It’s not revenge but justice then to see us win as we did. First goal, scored from a set-piece, on a header. Koscielny scooped up a failed clearance, tapped it out to Alexis, and curled in to the box to nod it home. Ace. Shortly after that, of course, came Arnautovic’s shove. We’ll shrug it off, but Debuchy will be sidelined. Something in me wishes that the transgressor should sit out just as long as the victim, but that would open up the door on all sorts of hijinks. Pity. Referee Jonathan Moss certainly didn’t see the shove or he would have seen fit to address it; I’ll have slept soundly knowing that his match-report will not mention the event, freeing the FA to sanction Arnautovic after the fact.

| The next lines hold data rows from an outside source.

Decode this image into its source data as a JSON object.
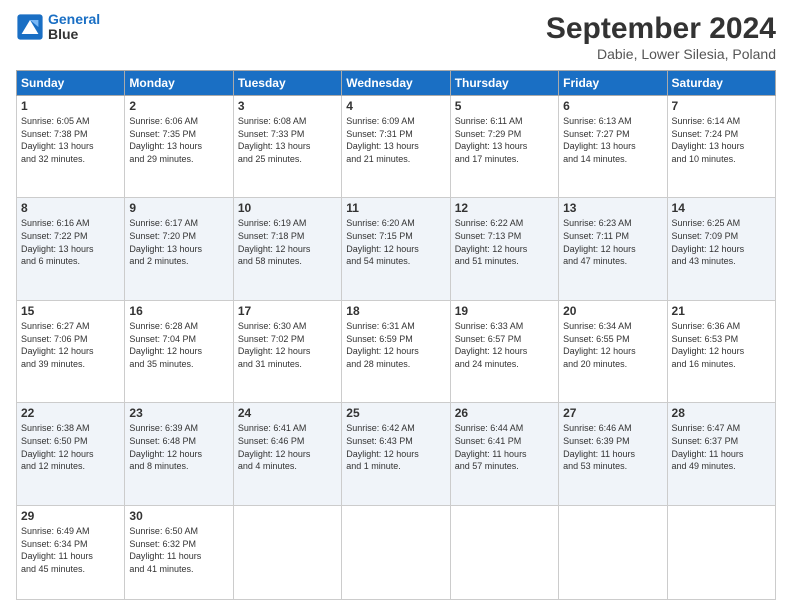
{
  "logo": {
    "line1": "General",
    "line2": "Blue"
  },
  "title": "September 2024",
  "location": "Dabie, Lower Silesia, Poland",
  "days_of_week": [
    "Sunday",
    "Monday",
    "Tuesday",
    "Wednesday",
    "Thursday",
    "Friday",
    "Saturday"
  ],
  "weeks": [
    [
      {
        "day": "1",
        "info": "Sunrise: 6:05 AM\nSunset: 7:38 PM\nDaylight: 13 hours\nand 32 minutes."
      },
      {
        "day": "2",
        "info": "Sunrise: 6:06 AM\nSunset: 7:35 PM\nDaylight: 13 hours\nand 29 minutes."
      },
      {
        "day": "3",
        "info": "Sunrise: 6:08 AM\nSunset: 7:33 PM\nDaylight: 13 hours\nand 25 minutes."
      },
      {
        "day": "4",
        "info": "Sunrise: 6:09 AM\nSunset: 7:31 PM\nDaylight: 13 hours\nand 21 minutes."
      },
      {
        "day": "5",
        "info": "Sunrise: 6:11 AM\nSunset: 7:29 PM\nDaylight: 13 hours\nand 17 minutes."
      },
      {
        "day": "6",
        "info": "Sunrise: 6:13 AM\nSunset: 7:27 PM\nDaylight: 13 hours\nand 14 minutes."
      },
      {
        "day": "7",
        "info": "Sunrise: 6:14 AM\nSunset: 7:24 PM\nDaylight: 13 hours\nand 10 minutes."
      }
    ],
    [
      {
        "day": "8",
        "info": "Sunrise: 6:16 AM\nSunset: 7:22 PM\nDaylight: 13 hours\nand 6 minutes."
      },
      {
        "day": "9",
        "info": "Sunrise: 6:17 AM\nSunset: 7:20 PM\nDaylight: 13 hours\nand 2 minutes."
      },
      {
        "day": "10",
        "info": "Sunrise: 6:19 AM\nSunset: 7:18 PM\nDaylight: 12 hours\nand 58 minutes."
      },
      {
        "day": "11",
        "info": "Sunrise: 6:20 AM\nSunset: 7:15 PM\nDaylight: 12 hours\nand 54 minutes."
      },
      {
        "day": "12",
        "info": "Sunrise: 6:22 AM\nSunset: 7:13 PM\nDaylight: 12 hours\nand 51 minutes."
      },
      {
        "day": "13",
        "info": "Sunrise: 6:23 AM\nSunset: 7:11 PM\nDaylight: 12 hours\nand 47 minutes."
      },
      {
        "day": "14",
        "info": "Sunrise: 6:25 AM\nSunset: 7:09 PM\nDaylight: 12 hours\nand 43 minutes."
      }
    ],
    [
      {
        "day": "15",
        "info": "Sunrise: 6:27 AM\nSunset: 7:06 PM\nDaylight: 12 hours\nand 39 minutes."
      },
      {
        "day": "16",
        "info": "Sunrise: 6:28 AM\nSunset: 7:04 PM\nDaylight: 12 hours\nand 35 minutes."
      },
      {
        "day": "17",
        "info": "Sunrise: 6:30 AM\nSunset: 7:02 PM\nDaylight: 12 hours\nand 31 minutes."
      },
      {
        "day": "18",
        "info": "Sunrise: 6:31 AM\nSunset: 6:59 PM\nDaylight: 12 hours\nand 28 minutes."
      },
      {
        "day": "19",
        "info": "Sunrise: 6:33 AM\nSunset: 6:57 PM\nDaylight: 12 hours\nand 24 minutes."
      },
      {
        "day": "20",
        "info": "Sunrise: 6:34 AM\nSunset: 6:55 PM\nDaylight: 12 hours\nand 20 minutes."
      },
      {
        "day": "21",
        "info": "Sunrise: 6:36 AM\nSunset: 6:53 PM\nDaylight: 12 hours\nand 16 minutes."
      }
    ],
    [
      {
        "day": "22",
        "info": "Sunrise: 6:38 AM\nSunset: 6:50 PM\nDaylight: 12 hours\nand 12 minutes."
      },
      {
        "day": "23",
        "info": "Sunrise: 6:39 AM\nSunset: 6:48 PM\nDaylight: 12 hours\nand 8 minutes."
      },
      {
        "day": "24",
        "info": "Sunrise: 6:41 AM\nSunset: 6:46 PM\nDaylight: 12 hours\nand 4 minutes."
      },
      {
        "day": "25",
        "info": "Sunrise: 6:42 AM\nSunset: 6:43 PM\nDaylight: 12 hours\nand 1 minute."
      },
      {
        "day": "26",
        "info": "Sunrise: 6:44 AM\nSunset: 6:41 PM\nDaylight: 11 hours\nand 57 minutes."
      },
      {
        "day": "27",
        "info": "Sunrise: 6:46 AM\nSunset: 6:39 PM\nDaylight: 11 hours\nand 53 minutes."
      },
      {
        "day": "28",
        "info": "Sunrise: 6:47 AM\nSunset: 6:37 PM\nDaylight: 11 hours\nand 49 minutes."
      }
    ],
    [
      {
        "day": "29",
        "info": "Sunrise: 6:49 AM\nSunset: 6:34 PM\nDaylight: 11 hours\nand 45 minutes."
      },
      {
        "day": "30",
        "info": "Sunrise: 6:50 AM\nSunset: 6:32 PM\nDaylight: 11 hours\nand 41 minutes."
      },
      {
        "day": "",
        "info": ""
      },
      {
        "day": "",
        "info": ""
      },
      {
        "day": "",
        "info": ""
      },
      {
        "day": "",
        "info": ""
      },
      {
        "day": "",
        "info": ""
      }
    ]
  ]
}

While I sleep, I may dream of pigs that can fly. Don’t wait up.

Fine. So one goal would not be enough, not when Stoke seemed hell-bent on punishing us. So be it. Enter Alexis. Not content to have assisted Koscielny’s goal (giving him 16 goals and 10 assists across all competitions), Alexis won the ball, dodged a reckless N’Zonzi tackle, ran onto to Cazorla’s pass, and outdanced Shawcross in order to go near-post to beat Begovic. Vintage Arsenal. Stoke had tried to bully and wrestle us off the ball but failed—and would continue to do so until late in the second half when Moss finally remembered that he had some conveniently-colored cards in his pocket—and it was therefore all the more delicious to see that our second goal came on such a technical display. A 17th goal for #17 while beating #17. I do like prime numbers.

Still, I can’t help but feel for Begovic. He turned in a number of nifty saves to keep the final score far-closer than the run of play suggested, but he was victimized on Alexis’s free-kick, which squirted through the wall and hit the post, only for Begovic himself to nudge it across the line as he tried to save.

That’s about all there was in it, aside from a Peter Crouch, uh, “breakaway” that seemed to take roughly 11 minutes to unfold. Walcott took a moment to remind us that (a), he’s back, and (b) he’s been out of action for most of the last 12 months.

Still, there’s enough in it to see us climb to fifth, just a point behind Man U and three behind Southampton. Currently if not comfortably in the rearview would be Tottenham, West Ham, and Liverpool. Whichever way you slice it, it’s three points gained. Justice done.